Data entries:

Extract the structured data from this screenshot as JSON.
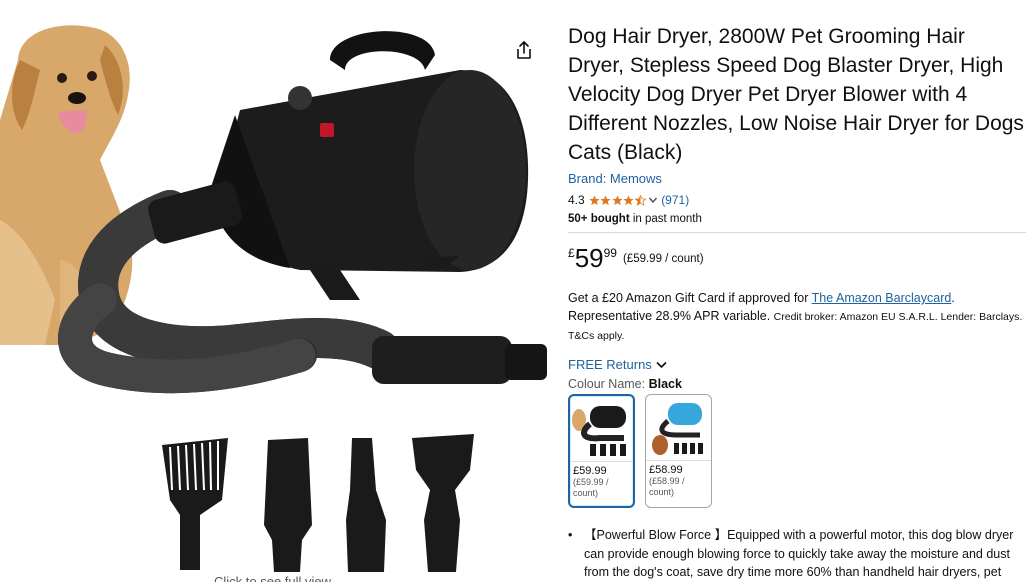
{
  "product": {
    "title": "Dog Hair Dryer, 2800W Pet Grooming Hair Dryer, Stepless Speed Dog Blaster Dryer, High Velocity Dog Dryer Pet Dryer Blower with 4 Different Nozzles, Low Noise Hair Dryer for Dogs Cats (Black)",
    "brand": "Brand: Memows",
    "rating": "4.3",
    "stars_value": 4.3,
    "rating_count": "(971)",
    "bought_bold": "50+ bought",
    "bought_rest": " in past month"
  },
  "price": {
    "currency": "£",
    "whole": "59",
    "fraction": "99",
    "per_unit": "(£59.99 / count)"
  },
  "gift": {
    "prefix": "Get a £20 Amazon Gift Card if approved for ",
    "link": "The Amazon Barclaycard",
    "mid": ". Representative 28.9% APR variable. ",
    "small": "Credit broker: Amazon EU S.A.R.L. Lender: Barclays. T&Cs apply."
  },
  "returns": {
    "label": "FREE Returns"
  },
  "colour": {
    "label": "Colour Name: ",
    "selected": "Black",
    "options": [
      {
        "price": "£59.99",
        "unit1": "(£59.99 /",
        "unit2": "count)",
        "color": "#1a1a1a"
      },
      {
        "price": "£58.99",
        "unit1": "(£58.99 /",
        "unit2": "count)",
        "color": "#35a7dd"
      }
    ]
  },
  "bullets": [
    "【Powerful Blow Force 】Equipped with a powerful motor, this dog blow dryer can provide enough blowing force to quickly take away the moisture and dust from the dog's coat, save dry time more 60% than handheld hair dryers, pet hair drying has never been so easy and fast."
  ],
  "media": {
    "click_full": "Click to see full view"
  }
}
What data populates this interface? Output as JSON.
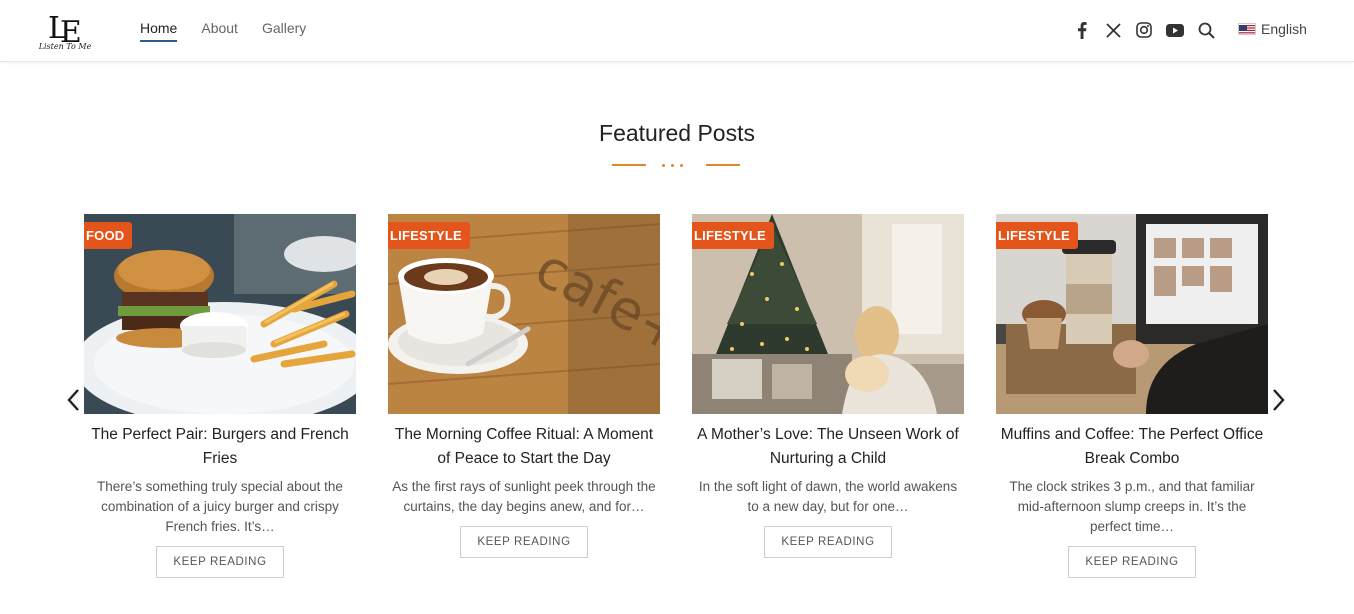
{
  "site": {
    "logo_mark": "LE",
    "logo_tagline": "Listen To Me"
  },
  "nav": {
    "items": [
      {
        "label": "Home",
        "active": true
      },
      {
        "label": "About",
        "active": false
      },
      {
        "label": "Gallery",
        "active": false
      }
    ]
  },
  "social": {
    "icons": [
      "facebook-icon",
      "x-icon",
      "instagram-icon",
      "youtube-icon",
      "search-icon"
    ]
  },
  "language": {
    "label": "English",
    "flag": "us-flag-icon"
  },
  "section": {
    "title": "Featured Posts"
  },
  "colors": {
    "accent": "#d98a2e",
    "badge": "#e3551a",
    "nav_underline": "#2f5d8a"
  },
  "posts": [
    {
      "category": "FOOD",
      "title": "The Perfect Pair: Burgers and French Fries",
      "excerpt": "There’s something truly special about the combination of a juicy burger and crispy French fries. It’s…",
      "button": "KEEP READING",
      "image": "burger-and-fries-photo"
    },
    {
      "category": "LIFESTYLE",
      "title": "The Morning Coffee Ritual: A Moment of Peace to Start the Day",
      "excerpt": "As the first rays of sunlight peek through the curtains, the day begins anew, and for…",
      "button": "KEEP READING",
      "image": "coffee-cup-photo"
    },
    {
      "category": "LIFESTYLE",
      "title": "A Mother’s Love: The Unseen Work of Nurturing a Child",
      "excerpt": "In the soft light of dawn, the world awakens to a new day, but for one…",
      "button": "KEEP READING",
      "image": "mother-christmas-tree-photo"
    },
    {
      "category": "LIFESTYLE",
      "title": "Muffins and Coffee: The Perfect Office Break Combo",
      "excerpt": "The clock strikes 3 p.m., and that familiar mid-afternoon slump creeps in. It’s the perfect time…",
      "button": "KEEP READING",
      "image": "muffin-coffee-laptop-photo"
    }
  ]
}
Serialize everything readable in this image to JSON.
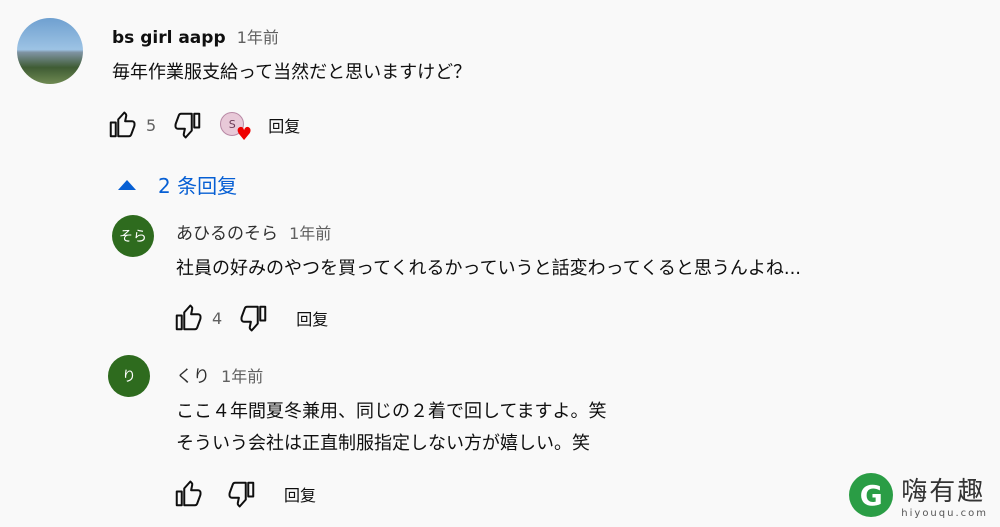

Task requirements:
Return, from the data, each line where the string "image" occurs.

Written solution:
      "image": "burger-and-fries-photo"
      "image": "coffee-cup-photo"
      "image": "mother-christmas-tree-photo"
      "image": "muffin-coffee-laptop-photo"
Serialize everything readable in this image to JSON.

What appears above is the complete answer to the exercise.